    You can configure the broadband gateway so that the standby Routing Engine automatically becomes the master if it stops receiving keepalive signals from the original master. You can also configure automatic switchover for other problems on the master, such as a hard disk failure. For more information, see the section about Routing Engine redundancy in the Junos OS System Basics Configuration Guide.

    Session DPC Redundancy

    The MobileNext Broadband Gateway chassis includes a number of session DPCs (we recommend at least two). Each session DPC consists of two services PICs: services PIC 0 (SP0) and services PIC 1 (SP1). The session DPCs anchor control plane functions on the broadband gateway. The anchor DPC can be an individual PIC or aggregate.

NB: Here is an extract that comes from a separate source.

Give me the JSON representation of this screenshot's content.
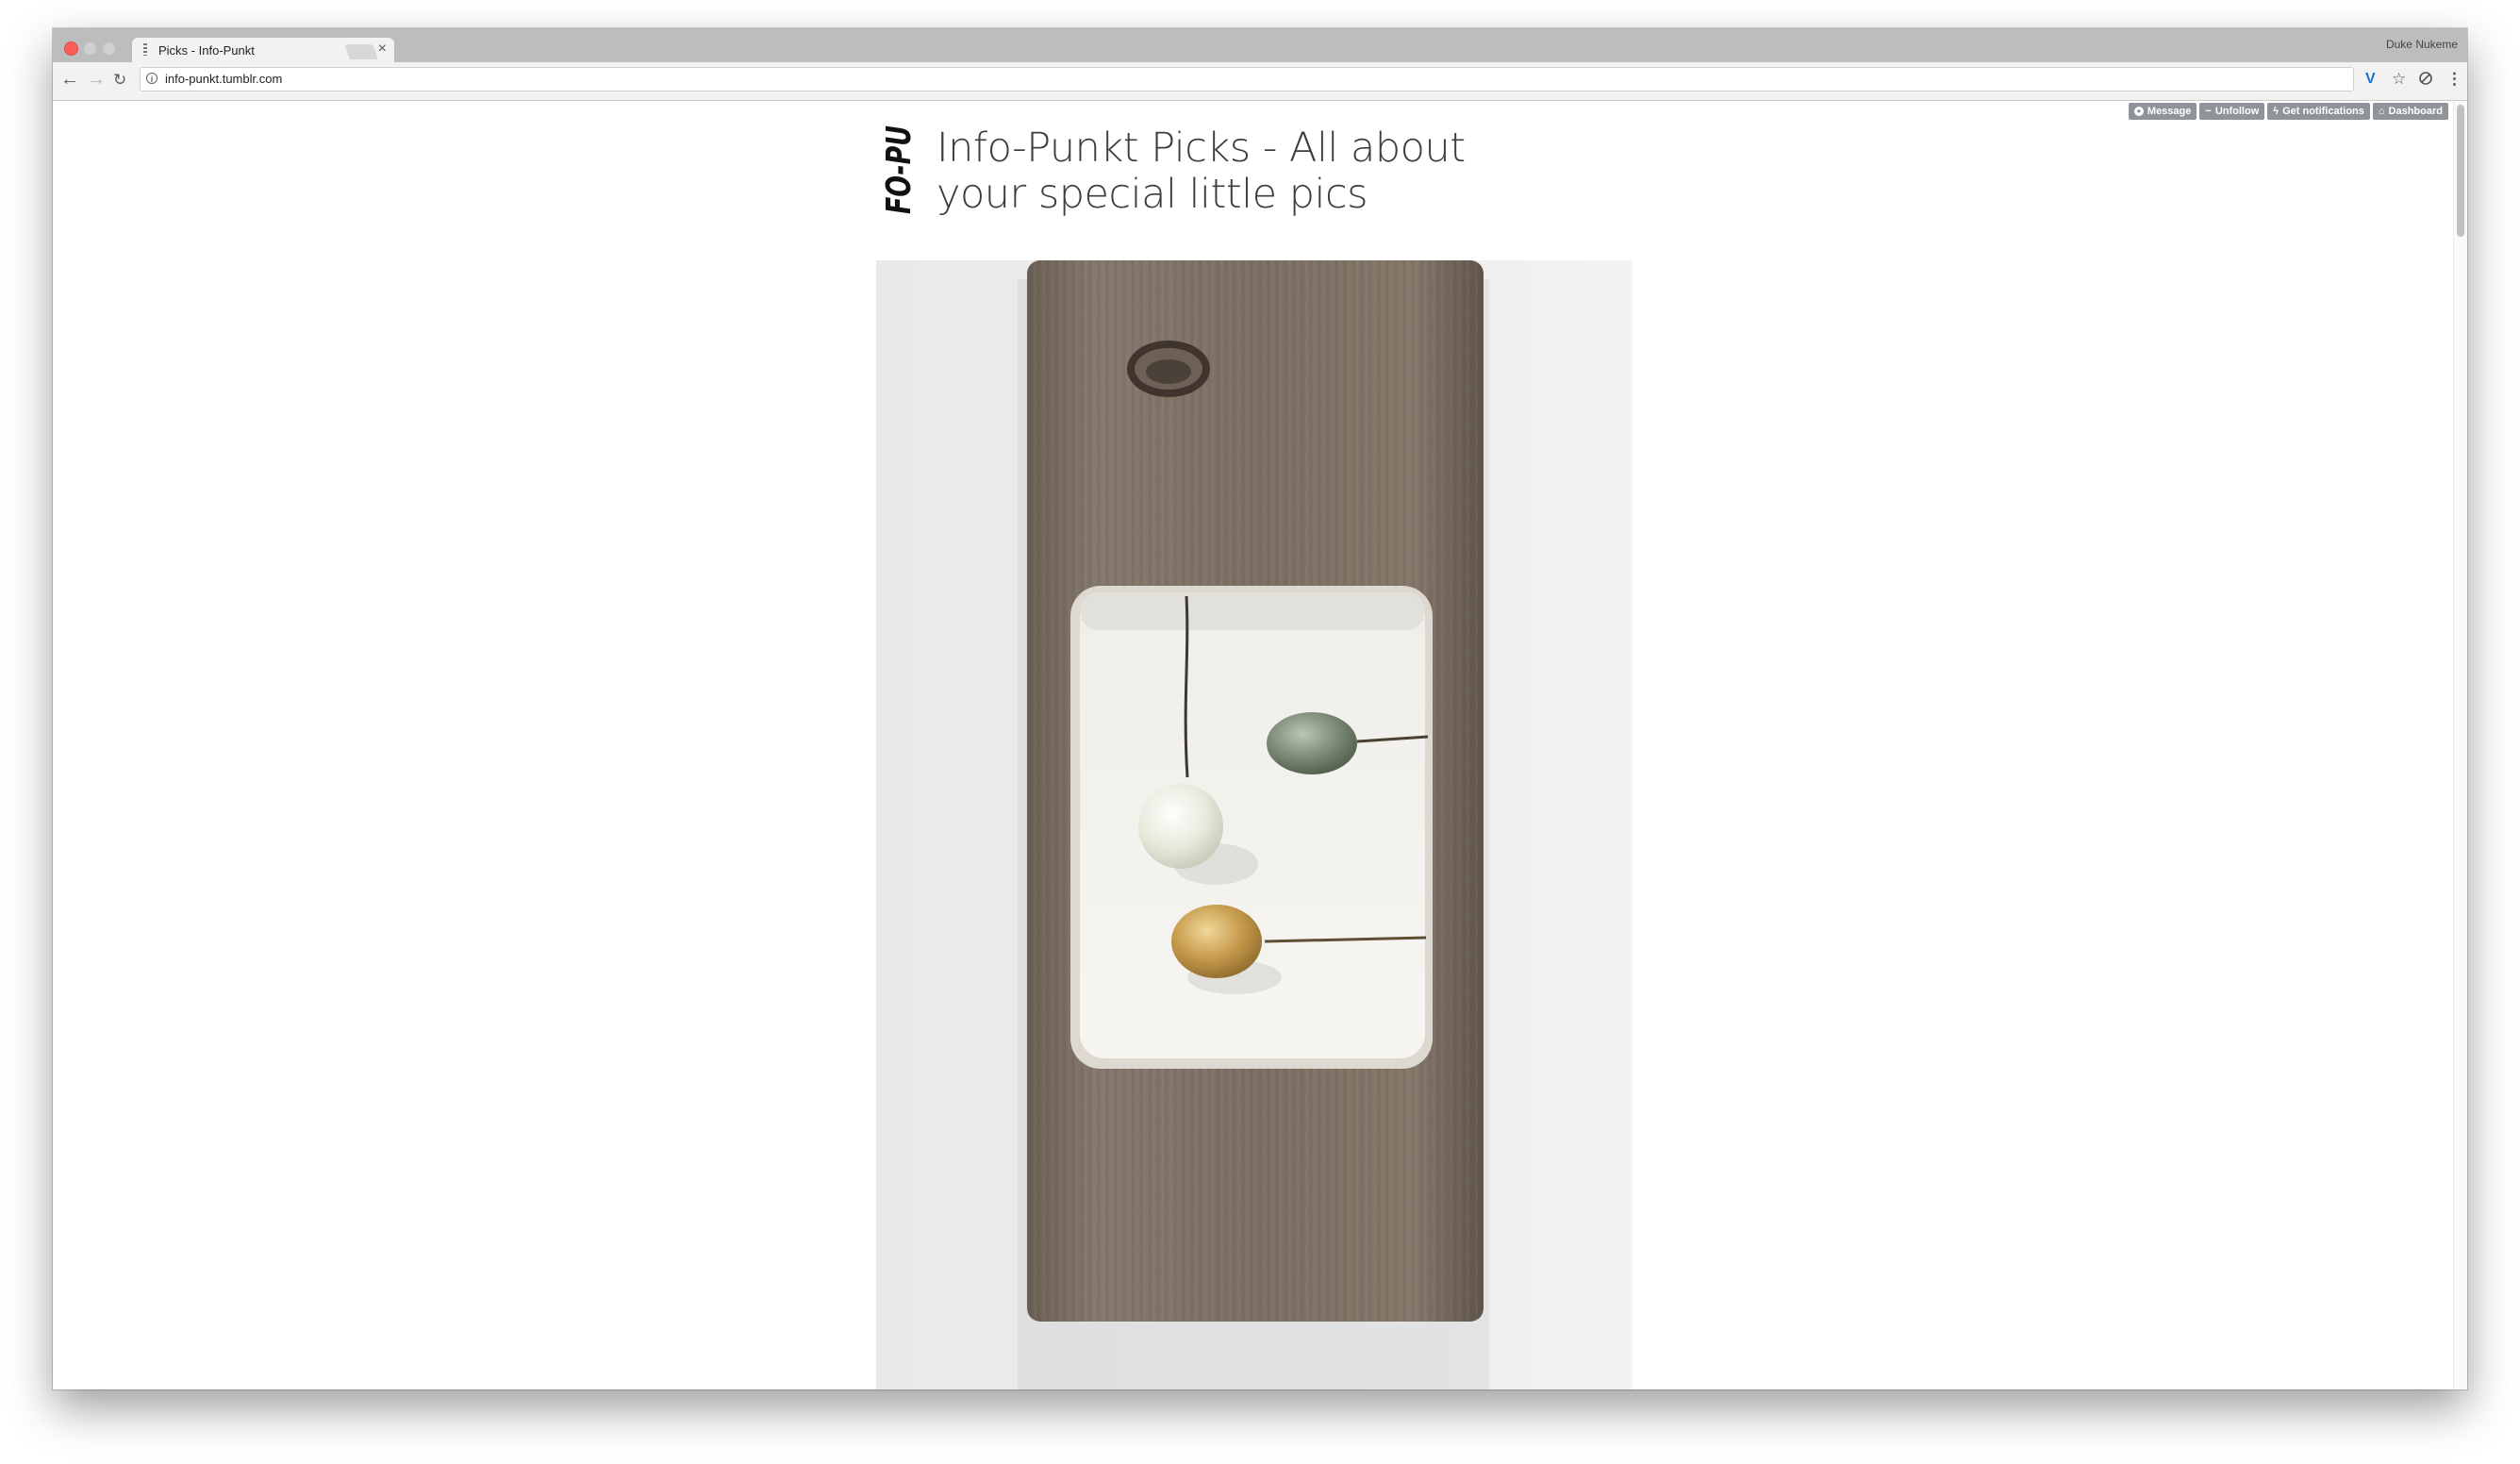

    The session DPCs support 1:1 redundancy. That is, the PICs in the session DPCs are configured in a one-to-one correspondence with their backups. So, for example, if the PIC0 in the session DPC in FPC slot 0 is paired with PIC0 in the session DPC in FPC slot 1, one PIC will back up the other PIC. These pairs are called aggregate multiservices (ams-) DPCs. However, the standby device is lost as a services DPC and all services are supplied by the active DPC PIC. In this case, the session DPC PICs associate ams-0/0/0 and ams-1/0/0. You also configure units for AMS interfaces, and these are used for AAA and charging.

    Note: You cannot configure a services PIC logical interface (ms-0/0/0.0, for example) if you also make the same logical interface part of an AMS group (ams-0/0/0.0 for example). This configuration will not commit.

    You configure the AMS member interface that is the preferred backup.

    Interface Redundancy

    The MobileNext Broadband Gateway chassis includes a number of interface Packet Forwarding Engines housed on DPCs or MPCs (we recommend at least two DPCs or MPCs). Each Packet Forwarding Engine consists of two or four Packet Forwarding Engines, depending on the DPC or MPC type. These are PFE0 and PFE1 (or optionally, PFE2 and PFE3). Some Packet Forwarding Engines are designated as anchor devices, and keep various parameters for the data plane traffic flow. Packets related to a particular flow must be processed by an anchor Packet Forwarding Engine. The anchor Packet Forwarding Engine can be a single Packet Forwarding Engine or an aggregate.

    The interface Packet Forwarding Engines offer N:1 redundancy. That is, a configured number of interface Packet Forwarding Engines (N) are backed up by one warm standby Packet Forwarding Engine. Optionally, you can group Packet Forwarding Engines for redundancy purposes so that each member of the group shares the same fate.

    To configure redundancy, you select a list of interface Packet Forwarding Engines to place on the active (primary) list. Then you select a different Packet Forwarding Engine to act as the secondary (standby) Packet Forwarding Engine for all Packet Forwarding Engines in the active group.

    Published: 2011-11-22